### Work item
Print the data that follows without changing a single word.

### Dataset records
◇ ◇ ◇ ◇ ◇

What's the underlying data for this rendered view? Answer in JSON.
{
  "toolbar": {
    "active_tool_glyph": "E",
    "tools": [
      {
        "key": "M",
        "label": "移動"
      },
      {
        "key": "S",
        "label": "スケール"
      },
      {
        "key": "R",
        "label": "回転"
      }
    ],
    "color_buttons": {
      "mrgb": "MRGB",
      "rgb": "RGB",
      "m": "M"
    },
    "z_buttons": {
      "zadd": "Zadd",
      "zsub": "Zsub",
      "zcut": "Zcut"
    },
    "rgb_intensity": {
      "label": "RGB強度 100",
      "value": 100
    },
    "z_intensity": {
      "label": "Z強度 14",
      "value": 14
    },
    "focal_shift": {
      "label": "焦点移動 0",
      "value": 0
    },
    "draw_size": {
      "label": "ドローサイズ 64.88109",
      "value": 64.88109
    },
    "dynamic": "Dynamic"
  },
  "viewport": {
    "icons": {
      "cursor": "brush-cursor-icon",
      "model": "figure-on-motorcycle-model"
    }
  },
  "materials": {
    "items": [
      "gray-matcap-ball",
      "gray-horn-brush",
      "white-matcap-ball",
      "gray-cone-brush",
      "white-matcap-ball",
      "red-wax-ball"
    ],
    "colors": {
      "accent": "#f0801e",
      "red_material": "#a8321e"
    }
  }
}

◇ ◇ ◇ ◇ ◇

### Task output
What's the underlying data for this rendered view? Answer in JSON.
{
  "toolbar": {
    "active_tool_glyph": "E",
    "tools": [
      {
        "key": "M",
        "label": "移動"
      },
      {
        "key": "S",
        "label": "スケール"
      },
      {
        "key": "R",
        "label": "回転"
      }
    ],
    "color_buttons": {
      "mrgb": "MRGB",
      "rgb": "RGB",
      "m": "M"
    },
    "z_buttons": {
      "zadd": "Zadd",
      "zsub": "Zsub",
      "zcut": "Zcut"
    },
    "rgb_intensity": {
      "label": "RGB強度 100",
      "value": 100
    },
    "z_intensity": {
      "label": "Z強度 14",
      "value": 14
    },
    "focal_shift": {
      "label": "焦点移動 0",
      "value": 0
    },
    "draw_size": {
      "label": "ドローサイズ 64.88109",
      "value": 64.88109
    },
    "dynamic": "Dynamic"
  },
  "viewport": {
    "icons": {
      "cursor": "brush-cursor-icon",
      "model": "figure-on-motorcycle-model"
    }
  },
  "materials": {
    "items": [
      "gray-matcap-ball",
      "gray-horn-brush",
      "white-matcap-ball",
      "gray-cone-brush",
      "white-matcap-ball",
      "red-wax-ball"
    ],
    "colors": {
      "accent": "#f0801e",
      "red_material": "#a8321e"
    }
  }
}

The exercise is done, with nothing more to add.